At the same time demand for the metals has been ramping up rapidly because of their ever greater “green” role, in autocatalysts for conventional internal combustion engine (ICE) vehicles as well as their huge potential in the hydrogen economy of the future, where platinum will be required both in the production of hydrogen and in the fuel cells that could power heavy vehicles — such as the hydrogen-powered truck that Amplats is due to launch soon at its huge open-pit Mogalakwena mine.
But with electric vehicles gaining market share, many are seeing an end to ICE vehicles in coming decades. And with supply normalising and expansion plans at most of SA’s PGM miners — Angloplat included — there are questions over whether the industry could in coming years revert to oversupply, which would weigh on prices.

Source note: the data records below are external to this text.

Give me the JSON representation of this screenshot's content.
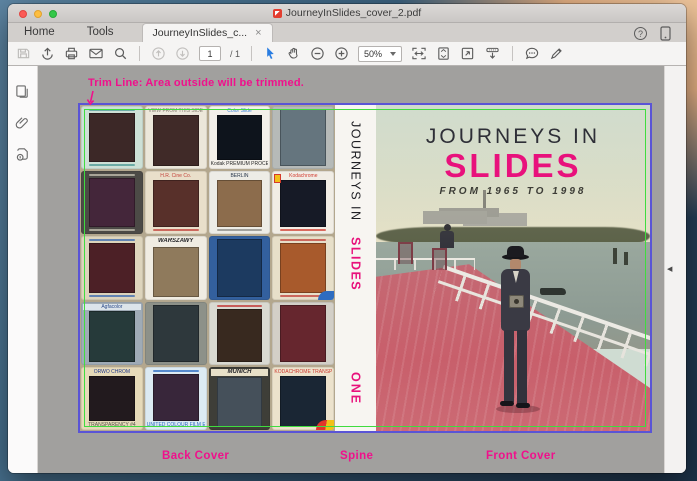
{
  "window": {
    "title": "JourneyInSlides_cover_2.pdf"
  },
  "tabs": {
    "home": "Home",
    "tools": "Tools",
    "document": "JourneyInSlides_c...",
    "close_glyph": "×",
    "help_glyph": "?"
  },
  "toolbar": {
    "page_current": "1",
    "page_total": "/ 1",
    "zoom_level": "50%",
    "icons": [
      "save",
      "share-upload",
      "print",
      "email",
      "search",
      "page-up",
      "page-down",
      "select-arrow",
      "hand-tool",
      "zoom-out",
      "zoom-in",
      "fit-width",
      "fit-page",
      "fullscreen",
      "presentation",
      "comment",
      "pencil"
    ]
  },
  "right_panel": {
    "collapse_glyph": "◀"
  },
  "document": {
    "annotation": "Trim Line: Area outside will be trimmed.",
    "section_labels": {
      "back": "Back Cover",
      "spine": "Spine",
      "front": "Front Cover"
    },
    "front_cover": {
      "title_line1": "JOURNEYS IN",
      "title_line2": "SLIDES",
      "subtitle": "FROM 1965 TO 1998"
    },
    "spine": {
      "title_part1": "JOURNEYS IN",
      "title_part2": "SLIDES",
      "volume": "ONE"
    },
    "colors": {
      "annotation_pink": "#f0108c",
      "accent_magenta": "#e8117c",
      "trim_green": "#3fdc3f",
      "bleed_purple": "#5a54d6"
    },
    "back_cover": {
      "slides": [
        {
          "frame": "#cde0d6",
          "img": "#3c2827",
          "mt": "#4a9a94",
          "mb": "#4a9a94"
        },
        {
          "frame": "#ece7da",
          "img": "#402a28",
          "top": "VIEW FROM THIS SIDE",
          "top_color": "#8a8274"
        },
        {
          "frame": "#f3f0ea",
          "img": "#0e141c",
          "top": "Color Slide",
          "top_color": "#3d85d8",
          "bottom": "Kodak PREMIUM PROCESSING",
          "bottom_color": "#2a2a2a"
        },
        {
          "frame": "#b6bab8",
          "img": "#65757e"
        },
        {
          "frame": "#4c4a46",
          "img": "#44263a",
          "mt": "#c8c4b4",
          "mb": "#c8c4b4"
        },
        {
          "frame": "#e9dfca",
          "img": "#58302a",
          "top": "H.R. Cine Co.",
          "top_color": "#c24038",
          "mb": "#c24038"
        },
        {
          "frame": "#edece6",
          "img": "#8c6c4c",
          "top": "BERLIN",
          "top_color": "#28364a",
          "mb": "#8a8a84"
        },
        {
          "frame": "#f1ede5",
          "img": "#161a26",
          "top": "Kodachrome",
          "top_color": "#d23c30",
          "accent": "y",
          "mb": "#d23c30"
        },
        {
          "frame": "#ddd4bc",
          "img": "#4c2026",
          "mt": "#3a6ab0",
          "mb": "#3a6ab0"
        },
        {
          "frame": "#f0ece2",
          "img": "#8f7a5c",
          "top": "WARSZAWY",
          "top_color": "#26262a",
          "hand": true
        },
        {
          "frame": "#33609e",
          "img": "#1c3a60"
        },
        {
          "frame": "#e7dfc9",
          "img": "#a85a2c",
          "mt": "#c24038",
          "mb": "#c24038",
          "accent": "b"
        },
        {
          "frame": "#9fabb6",
          "img": "#263a3a",
          "top": "Agfacolor",
          "top_color": "#2a4a8a",
          "label_bg": "#dce4ea"
        },
        {
          "frame": "#8d9189",
          "img": "#2e383c"
        },
        {
          "frame": "#d9d9d1",
          "img": "#38291f",
          "mt": "#c03030"
        },
        {
          "frame": "#d3cfc7",
          "img": "#66262e"
        },
        {
          "frame": "#e6dab9",
          "img": "#221a1e",
          "top": "ORWO CHROM",
          "top_color": "#223a8a",
          "bottom": "TRANSPARENCY #4",
          "bottom_color": "#55554a"
        },
        {
          "frame": "#dceaf2",
          "img": "#38263a",
          "mt": "#2a6ac0",
          "bottom": "UNITED COLOUR FILM EST.",
          "bottom_color": "#2a6ac0"
        },
        {
          "frame": "#3e3e38",
          "img": "#45505a",
          "top": "MUNICH",
          "top_color": "#26262a",
          "label_bg": "#e8e0c8",
          "hand": true
        },
        {
          "frame": "#ece2cc",
          "img": "#1a2634",
          "top": "KODACHROME TRANSPARENCY",
          "top_color": "#cc3a30",
          "accent": "r"
        }
      ]
    }
  }
}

Viljoen, who is often asked whether she is bullish on the future of PGMS, said she is “cautiously optimistic rather than bullish — I think when we get too bullish about these things we always end up in trouble”.
Amplats, which last month unveiled a new strategy to modernise and decarbonise old mines and expand new production in the coming decade, expects ICE vehicles will be around for some time, particularly in developing markets, and demand for PGMS will increase as emissions standards tighten. But it is also investing heavily to develop new markets for its products.
As many emphasised at PGM Day, the industry is much more disciplined about capital allocation and investment decisions than it used to be.
“We need to remember supply is capped by processing capacity. That is really capitalintensive and I don’t see anyone spending huge amounts of money on building new processing capacity,” Viljoen said.
As for her first year, the lowlights were the ACP challenges that gave her sleepless nights, as well as losing a colleague at Amandelbult, which the investigation showed was in part due to the impact of Covid on oversight capacity when the mine ramped up operations following the shutdown.
“We’ve learnt expensive lessons in the process of readjusting to this new working world,” said Viljoen.
But Amplats’s agility and its ability to respond to the new working world has also been one of the highlights. “Despite everything, we worked through as a team and we continued with the reshaping of our business and setting ourselves up for the next phase of development.”
I don’t think the industry appreciates the impact of maintenance